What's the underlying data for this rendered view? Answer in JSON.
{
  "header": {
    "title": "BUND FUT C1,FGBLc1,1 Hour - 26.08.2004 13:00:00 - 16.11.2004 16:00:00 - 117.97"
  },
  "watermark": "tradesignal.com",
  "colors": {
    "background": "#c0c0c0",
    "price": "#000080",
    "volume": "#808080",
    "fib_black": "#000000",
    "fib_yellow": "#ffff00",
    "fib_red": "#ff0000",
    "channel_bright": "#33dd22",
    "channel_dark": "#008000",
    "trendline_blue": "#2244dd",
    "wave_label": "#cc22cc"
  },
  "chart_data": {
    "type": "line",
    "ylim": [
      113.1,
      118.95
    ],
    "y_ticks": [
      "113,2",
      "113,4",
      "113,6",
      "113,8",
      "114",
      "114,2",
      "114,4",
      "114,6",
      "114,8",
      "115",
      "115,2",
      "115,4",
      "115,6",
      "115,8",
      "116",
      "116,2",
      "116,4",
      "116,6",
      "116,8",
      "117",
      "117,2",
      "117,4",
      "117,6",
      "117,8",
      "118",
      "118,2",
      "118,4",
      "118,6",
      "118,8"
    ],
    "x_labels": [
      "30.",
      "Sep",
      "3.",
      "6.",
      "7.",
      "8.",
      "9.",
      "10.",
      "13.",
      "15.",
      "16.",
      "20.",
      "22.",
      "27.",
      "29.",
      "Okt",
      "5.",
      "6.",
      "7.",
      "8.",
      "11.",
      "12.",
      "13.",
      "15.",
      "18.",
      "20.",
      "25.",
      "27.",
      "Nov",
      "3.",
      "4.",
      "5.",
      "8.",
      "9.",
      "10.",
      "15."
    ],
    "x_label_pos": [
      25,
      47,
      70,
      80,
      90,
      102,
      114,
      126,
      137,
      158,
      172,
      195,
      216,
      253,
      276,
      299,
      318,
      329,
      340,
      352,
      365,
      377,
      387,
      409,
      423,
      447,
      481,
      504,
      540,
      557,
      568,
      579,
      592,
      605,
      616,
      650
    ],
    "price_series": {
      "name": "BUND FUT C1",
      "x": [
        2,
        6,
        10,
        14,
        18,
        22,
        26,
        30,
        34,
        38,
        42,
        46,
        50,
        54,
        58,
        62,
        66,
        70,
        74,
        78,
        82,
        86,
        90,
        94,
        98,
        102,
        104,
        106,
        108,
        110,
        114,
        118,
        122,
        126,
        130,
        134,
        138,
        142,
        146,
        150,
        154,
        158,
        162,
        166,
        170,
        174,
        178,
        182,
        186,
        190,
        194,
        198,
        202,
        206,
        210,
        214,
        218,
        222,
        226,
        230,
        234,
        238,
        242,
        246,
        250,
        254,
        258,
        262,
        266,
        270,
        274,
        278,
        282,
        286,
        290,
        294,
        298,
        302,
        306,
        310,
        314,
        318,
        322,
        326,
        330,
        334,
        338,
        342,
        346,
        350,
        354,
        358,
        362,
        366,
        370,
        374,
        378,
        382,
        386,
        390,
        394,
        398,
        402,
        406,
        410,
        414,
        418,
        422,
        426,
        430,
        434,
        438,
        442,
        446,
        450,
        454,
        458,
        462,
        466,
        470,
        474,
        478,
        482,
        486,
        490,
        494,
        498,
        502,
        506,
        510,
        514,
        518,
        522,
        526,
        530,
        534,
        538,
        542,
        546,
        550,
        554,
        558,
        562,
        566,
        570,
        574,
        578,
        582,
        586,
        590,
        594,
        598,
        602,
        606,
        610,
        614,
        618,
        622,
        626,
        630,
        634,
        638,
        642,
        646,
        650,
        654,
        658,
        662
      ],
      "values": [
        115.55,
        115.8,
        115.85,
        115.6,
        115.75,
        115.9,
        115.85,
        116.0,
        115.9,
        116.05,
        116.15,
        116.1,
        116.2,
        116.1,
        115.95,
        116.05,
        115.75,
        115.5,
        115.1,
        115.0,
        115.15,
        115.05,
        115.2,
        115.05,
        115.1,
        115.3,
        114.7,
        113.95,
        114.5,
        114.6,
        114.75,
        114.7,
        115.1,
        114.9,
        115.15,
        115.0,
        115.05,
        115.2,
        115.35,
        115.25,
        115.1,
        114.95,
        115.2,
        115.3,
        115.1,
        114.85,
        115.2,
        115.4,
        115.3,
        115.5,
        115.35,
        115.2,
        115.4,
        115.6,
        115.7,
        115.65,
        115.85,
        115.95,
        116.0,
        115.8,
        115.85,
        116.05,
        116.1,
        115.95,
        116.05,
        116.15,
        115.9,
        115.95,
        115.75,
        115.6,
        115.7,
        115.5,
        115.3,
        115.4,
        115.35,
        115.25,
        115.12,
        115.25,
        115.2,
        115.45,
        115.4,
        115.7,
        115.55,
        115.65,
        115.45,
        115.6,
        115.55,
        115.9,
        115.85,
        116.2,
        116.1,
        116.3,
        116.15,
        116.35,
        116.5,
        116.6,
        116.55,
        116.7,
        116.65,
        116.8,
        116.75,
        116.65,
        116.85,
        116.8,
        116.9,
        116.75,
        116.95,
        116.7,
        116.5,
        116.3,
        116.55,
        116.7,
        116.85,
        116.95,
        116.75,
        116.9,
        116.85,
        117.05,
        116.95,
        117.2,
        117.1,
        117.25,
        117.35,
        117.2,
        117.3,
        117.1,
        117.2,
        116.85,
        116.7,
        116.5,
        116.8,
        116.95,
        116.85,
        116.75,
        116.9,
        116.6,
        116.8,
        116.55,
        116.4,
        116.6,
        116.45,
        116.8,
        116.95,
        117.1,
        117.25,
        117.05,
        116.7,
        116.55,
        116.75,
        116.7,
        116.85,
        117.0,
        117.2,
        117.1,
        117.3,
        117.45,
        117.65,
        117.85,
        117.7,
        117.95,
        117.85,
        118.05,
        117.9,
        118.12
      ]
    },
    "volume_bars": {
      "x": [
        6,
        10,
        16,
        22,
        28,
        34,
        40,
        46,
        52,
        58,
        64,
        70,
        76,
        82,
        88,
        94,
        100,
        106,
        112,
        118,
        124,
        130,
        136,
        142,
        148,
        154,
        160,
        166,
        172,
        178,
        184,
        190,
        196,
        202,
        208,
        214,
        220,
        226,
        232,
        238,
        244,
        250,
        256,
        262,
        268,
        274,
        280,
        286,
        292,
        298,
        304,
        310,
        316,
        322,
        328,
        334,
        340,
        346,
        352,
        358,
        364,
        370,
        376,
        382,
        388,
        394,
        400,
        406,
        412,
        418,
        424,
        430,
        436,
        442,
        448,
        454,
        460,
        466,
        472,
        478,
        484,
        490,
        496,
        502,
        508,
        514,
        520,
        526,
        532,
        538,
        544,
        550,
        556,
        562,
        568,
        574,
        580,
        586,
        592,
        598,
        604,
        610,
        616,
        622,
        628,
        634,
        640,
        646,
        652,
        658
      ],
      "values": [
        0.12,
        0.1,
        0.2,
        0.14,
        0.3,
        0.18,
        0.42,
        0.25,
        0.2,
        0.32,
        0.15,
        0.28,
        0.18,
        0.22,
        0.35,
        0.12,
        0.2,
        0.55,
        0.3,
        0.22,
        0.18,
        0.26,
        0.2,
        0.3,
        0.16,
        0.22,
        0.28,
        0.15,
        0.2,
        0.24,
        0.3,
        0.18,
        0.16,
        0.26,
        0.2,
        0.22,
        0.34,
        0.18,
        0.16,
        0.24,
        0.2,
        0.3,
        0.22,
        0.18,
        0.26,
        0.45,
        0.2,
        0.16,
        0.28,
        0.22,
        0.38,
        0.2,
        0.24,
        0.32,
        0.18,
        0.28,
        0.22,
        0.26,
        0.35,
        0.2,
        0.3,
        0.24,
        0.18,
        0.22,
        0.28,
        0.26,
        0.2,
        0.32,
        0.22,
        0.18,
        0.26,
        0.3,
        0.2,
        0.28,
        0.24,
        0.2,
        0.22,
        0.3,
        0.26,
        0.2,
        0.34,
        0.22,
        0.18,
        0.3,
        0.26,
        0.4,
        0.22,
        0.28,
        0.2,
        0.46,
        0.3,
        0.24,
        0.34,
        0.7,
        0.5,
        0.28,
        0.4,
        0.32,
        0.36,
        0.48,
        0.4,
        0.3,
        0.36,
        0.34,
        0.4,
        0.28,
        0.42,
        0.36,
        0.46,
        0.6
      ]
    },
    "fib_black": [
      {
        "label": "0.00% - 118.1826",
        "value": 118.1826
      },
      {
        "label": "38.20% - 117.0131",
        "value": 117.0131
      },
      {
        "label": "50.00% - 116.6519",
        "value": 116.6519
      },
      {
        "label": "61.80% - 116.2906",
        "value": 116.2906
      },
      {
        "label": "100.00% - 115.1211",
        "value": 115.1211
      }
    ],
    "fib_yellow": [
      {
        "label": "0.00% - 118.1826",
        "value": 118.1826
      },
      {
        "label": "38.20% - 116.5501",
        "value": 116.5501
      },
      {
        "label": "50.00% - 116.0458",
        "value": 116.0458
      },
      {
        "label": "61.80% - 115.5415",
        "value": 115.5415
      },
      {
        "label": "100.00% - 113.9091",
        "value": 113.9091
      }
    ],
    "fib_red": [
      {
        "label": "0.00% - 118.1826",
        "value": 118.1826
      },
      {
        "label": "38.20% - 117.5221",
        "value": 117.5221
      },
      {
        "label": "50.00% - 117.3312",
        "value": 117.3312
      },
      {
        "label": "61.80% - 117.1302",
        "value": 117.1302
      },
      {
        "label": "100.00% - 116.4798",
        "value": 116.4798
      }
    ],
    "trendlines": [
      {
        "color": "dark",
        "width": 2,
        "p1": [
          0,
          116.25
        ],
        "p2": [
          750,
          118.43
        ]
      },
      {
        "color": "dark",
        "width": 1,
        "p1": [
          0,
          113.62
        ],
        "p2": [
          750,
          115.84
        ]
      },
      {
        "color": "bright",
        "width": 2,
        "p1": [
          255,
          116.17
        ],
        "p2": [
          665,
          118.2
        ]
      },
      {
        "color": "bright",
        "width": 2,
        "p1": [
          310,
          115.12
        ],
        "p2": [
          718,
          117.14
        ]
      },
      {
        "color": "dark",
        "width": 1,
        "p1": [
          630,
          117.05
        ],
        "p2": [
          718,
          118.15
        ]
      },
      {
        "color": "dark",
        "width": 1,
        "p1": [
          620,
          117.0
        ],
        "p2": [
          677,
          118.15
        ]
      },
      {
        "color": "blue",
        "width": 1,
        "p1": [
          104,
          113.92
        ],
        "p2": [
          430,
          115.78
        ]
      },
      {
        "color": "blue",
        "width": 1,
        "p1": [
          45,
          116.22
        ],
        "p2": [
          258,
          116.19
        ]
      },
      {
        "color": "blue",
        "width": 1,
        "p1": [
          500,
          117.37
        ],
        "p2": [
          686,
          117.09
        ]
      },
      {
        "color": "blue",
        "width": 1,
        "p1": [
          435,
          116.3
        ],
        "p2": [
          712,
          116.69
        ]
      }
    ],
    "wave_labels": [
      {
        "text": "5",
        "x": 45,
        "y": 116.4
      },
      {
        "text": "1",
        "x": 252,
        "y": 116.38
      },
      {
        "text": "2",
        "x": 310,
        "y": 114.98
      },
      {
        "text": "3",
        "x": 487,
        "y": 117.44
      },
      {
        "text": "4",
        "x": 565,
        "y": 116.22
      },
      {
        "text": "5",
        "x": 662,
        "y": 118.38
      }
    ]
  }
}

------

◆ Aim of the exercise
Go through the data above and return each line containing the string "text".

◆ Result of this exercise
        "text": "5",
        "text": "1",
        "text": "2",
        "text": "3",
        "text": "4",
        "text": "5",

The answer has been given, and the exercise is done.